BEGIN

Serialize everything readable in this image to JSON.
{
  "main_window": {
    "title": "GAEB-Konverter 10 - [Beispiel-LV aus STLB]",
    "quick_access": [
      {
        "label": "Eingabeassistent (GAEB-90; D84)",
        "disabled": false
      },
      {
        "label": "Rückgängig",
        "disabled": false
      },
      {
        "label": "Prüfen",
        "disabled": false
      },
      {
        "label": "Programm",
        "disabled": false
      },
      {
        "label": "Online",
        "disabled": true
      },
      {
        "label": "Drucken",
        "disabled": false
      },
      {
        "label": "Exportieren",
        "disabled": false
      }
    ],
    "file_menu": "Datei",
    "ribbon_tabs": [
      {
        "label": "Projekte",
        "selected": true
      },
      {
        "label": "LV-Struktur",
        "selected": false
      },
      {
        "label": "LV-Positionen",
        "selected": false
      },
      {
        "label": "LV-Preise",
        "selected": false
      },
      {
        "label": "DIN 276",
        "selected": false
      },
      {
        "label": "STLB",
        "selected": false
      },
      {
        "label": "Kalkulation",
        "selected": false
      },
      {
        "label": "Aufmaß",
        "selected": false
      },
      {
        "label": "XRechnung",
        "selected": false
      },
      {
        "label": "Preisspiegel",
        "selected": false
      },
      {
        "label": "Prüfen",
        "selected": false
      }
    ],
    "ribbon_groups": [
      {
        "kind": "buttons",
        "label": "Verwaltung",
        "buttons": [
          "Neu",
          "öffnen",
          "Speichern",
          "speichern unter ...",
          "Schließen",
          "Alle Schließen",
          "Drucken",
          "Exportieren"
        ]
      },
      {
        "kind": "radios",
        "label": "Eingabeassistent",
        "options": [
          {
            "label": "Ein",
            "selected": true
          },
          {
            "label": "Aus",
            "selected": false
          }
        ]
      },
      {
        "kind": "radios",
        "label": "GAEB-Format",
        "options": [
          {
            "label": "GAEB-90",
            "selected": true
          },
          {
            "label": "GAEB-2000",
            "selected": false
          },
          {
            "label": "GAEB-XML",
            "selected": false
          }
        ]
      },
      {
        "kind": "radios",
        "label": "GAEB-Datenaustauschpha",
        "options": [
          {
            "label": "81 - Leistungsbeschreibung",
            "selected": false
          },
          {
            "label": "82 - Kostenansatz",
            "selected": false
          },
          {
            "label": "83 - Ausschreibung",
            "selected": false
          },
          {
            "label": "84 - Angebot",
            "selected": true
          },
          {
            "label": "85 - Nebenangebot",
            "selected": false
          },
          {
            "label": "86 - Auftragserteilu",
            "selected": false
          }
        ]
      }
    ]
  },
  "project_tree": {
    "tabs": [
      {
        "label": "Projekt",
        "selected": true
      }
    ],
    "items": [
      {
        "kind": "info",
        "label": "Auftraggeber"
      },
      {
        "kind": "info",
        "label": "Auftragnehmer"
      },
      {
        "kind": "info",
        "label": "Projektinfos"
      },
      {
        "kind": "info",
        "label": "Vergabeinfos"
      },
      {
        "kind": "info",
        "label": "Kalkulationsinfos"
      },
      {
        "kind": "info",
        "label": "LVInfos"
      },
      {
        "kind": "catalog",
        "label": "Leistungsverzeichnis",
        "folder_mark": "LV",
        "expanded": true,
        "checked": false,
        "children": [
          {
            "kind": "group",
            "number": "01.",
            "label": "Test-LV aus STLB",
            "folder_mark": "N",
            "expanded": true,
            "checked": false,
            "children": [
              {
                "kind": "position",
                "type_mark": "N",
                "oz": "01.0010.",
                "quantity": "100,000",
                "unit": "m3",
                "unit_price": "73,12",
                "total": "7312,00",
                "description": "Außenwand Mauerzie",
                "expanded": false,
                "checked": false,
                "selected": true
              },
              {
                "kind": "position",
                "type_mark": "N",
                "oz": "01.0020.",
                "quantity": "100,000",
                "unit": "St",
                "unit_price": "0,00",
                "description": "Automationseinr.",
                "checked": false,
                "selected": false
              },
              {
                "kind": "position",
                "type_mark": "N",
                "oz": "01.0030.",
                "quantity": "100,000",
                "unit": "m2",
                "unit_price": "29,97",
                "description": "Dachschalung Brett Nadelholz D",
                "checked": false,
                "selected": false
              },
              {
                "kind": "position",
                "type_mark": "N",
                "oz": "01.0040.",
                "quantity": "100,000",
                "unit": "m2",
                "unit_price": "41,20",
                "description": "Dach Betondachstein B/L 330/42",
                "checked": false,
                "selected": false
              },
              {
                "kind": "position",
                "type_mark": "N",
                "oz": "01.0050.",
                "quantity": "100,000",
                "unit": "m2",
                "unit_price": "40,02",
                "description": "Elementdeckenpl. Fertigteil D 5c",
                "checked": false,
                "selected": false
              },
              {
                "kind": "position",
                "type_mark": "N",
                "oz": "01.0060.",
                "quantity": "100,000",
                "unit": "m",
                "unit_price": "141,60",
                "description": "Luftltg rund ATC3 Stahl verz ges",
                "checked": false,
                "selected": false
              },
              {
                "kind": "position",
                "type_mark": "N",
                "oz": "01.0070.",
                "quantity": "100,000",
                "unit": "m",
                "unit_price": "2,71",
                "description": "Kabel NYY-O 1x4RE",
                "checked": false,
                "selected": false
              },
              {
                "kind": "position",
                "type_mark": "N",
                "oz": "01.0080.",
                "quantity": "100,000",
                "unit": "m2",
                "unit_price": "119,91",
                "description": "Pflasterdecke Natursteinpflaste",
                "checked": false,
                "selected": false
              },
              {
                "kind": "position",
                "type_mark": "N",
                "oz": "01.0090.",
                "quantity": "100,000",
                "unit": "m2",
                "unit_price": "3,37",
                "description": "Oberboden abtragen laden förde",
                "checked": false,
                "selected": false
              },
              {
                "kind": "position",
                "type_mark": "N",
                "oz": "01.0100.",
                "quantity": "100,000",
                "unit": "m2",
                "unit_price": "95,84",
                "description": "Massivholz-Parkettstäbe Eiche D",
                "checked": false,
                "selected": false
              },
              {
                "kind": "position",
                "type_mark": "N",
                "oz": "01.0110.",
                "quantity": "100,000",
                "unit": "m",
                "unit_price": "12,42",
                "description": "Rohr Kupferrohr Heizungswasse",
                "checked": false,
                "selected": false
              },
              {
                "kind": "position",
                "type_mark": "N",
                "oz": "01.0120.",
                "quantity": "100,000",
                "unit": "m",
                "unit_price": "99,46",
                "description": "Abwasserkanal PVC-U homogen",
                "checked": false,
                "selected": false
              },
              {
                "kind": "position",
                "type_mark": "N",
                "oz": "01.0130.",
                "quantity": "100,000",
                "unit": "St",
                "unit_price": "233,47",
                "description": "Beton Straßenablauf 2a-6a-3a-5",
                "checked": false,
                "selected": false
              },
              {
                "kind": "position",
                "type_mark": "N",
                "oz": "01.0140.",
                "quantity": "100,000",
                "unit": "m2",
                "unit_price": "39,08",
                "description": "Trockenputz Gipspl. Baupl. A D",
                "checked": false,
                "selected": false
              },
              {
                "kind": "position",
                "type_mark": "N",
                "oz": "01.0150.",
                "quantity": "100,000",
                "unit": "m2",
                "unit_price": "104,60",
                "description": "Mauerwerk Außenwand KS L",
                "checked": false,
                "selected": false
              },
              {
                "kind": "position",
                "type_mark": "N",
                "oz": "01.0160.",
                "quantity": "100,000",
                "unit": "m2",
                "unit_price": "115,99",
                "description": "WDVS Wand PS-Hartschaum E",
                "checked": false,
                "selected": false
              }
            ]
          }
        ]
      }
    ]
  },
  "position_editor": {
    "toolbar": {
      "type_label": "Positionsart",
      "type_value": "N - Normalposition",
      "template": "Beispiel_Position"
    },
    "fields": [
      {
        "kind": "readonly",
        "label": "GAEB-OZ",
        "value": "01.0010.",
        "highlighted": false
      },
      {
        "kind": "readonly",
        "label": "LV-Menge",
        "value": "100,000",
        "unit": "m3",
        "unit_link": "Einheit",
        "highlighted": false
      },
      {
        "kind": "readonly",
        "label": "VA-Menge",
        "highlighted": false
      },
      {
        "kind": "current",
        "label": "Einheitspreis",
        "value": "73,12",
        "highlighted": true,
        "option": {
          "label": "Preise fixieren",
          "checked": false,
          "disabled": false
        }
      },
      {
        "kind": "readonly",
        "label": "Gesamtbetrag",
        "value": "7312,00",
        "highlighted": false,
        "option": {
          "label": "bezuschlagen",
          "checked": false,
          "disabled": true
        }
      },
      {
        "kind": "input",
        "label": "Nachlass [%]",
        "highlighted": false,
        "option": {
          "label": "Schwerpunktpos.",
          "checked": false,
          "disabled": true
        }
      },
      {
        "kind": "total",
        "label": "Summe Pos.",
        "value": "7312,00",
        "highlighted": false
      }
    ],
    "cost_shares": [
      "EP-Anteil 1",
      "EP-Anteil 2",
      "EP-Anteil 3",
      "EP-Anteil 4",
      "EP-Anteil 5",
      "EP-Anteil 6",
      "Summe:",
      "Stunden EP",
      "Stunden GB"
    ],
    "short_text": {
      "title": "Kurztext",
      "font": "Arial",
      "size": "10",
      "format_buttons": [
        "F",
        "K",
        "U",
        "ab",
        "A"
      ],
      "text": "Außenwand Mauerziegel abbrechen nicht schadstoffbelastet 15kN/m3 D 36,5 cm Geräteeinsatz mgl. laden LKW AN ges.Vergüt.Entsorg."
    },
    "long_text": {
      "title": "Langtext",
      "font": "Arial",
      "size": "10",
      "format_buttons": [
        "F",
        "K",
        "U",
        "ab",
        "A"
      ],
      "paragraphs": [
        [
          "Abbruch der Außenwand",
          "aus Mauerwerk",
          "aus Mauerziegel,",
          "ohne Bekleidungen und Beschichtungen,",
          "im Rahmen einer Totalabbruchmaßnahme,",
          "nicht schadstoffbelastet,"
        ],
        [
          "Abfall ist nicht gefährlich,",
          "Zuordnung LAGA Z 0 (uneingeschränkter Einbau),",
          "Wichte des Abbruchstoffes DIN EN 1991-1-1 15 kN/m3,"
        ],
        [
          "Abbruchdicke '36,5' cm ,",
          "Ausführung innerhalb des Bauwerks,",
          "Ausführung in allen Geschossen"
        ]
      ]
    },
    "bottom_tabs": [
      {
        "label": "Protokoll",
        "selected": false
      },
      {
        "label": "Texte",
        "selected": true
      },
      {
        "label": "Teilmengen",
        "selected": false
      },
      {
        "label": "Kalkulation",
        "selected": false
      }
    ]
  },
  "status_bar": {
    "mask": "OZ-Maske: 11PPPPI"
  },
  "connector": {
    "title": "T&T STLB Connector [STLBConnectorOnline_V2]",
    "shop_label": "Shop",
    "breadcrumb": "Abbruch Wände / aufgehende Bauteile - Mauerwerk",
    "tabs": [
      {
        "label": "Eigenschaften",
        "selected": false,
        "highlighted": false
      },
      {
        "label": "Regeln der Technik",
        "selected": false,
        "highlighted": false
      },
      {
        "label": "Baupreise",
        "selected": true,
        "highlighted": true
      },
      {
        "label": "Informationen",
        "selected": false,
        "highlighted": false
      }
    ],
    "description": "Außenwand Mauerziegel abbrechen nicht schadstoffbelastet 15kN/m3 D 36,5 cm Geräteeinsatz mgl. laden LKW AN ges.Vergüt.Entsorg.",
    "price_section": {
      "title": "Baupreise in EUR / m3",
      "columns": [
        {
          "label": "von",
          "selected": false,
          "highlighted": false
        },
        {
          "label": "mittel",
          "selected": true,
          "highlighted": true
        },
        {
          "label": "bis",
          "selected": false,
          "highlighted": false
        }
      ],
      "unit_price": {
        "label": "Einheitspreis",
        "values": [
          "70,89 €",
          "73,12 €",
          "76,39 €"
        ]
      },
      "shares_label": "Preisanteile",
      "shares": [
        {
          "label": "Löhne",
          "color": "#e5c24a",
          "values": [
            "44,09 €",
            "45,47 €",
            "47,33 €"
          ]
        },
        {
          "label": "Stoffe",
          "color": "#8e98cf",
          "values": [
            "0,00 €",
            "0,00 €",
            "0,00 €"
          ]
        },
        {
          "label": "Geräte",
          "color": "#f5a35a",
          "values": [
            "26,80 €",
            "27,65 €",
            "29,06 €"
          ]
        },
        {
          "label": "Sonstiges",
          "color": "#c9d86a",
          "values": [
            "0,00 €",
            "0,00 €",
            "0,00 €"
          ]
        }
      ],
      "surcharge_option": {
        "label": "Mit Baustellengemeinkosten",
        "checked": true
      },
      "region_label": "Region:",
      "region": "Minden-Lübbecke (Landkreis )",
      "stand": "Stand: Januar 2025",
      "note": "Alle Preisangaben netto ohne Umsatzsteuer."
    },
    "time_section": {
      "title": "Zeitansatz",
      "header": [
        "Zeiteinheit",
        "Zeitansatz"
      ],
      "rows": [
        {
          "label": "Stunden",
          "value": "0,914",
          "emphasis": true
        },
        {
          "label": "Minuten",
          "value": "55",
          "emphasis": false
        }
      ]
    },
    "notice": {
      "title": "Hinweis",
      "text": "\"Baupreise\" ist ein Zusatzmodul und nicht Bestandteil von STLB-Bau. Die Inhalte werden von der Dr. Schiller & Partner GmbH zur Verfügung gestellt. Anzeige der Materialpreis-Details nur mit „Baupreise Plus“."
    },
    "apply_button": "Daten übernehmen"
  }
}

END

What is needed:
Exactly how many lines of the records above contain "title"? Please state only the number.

Response area:
7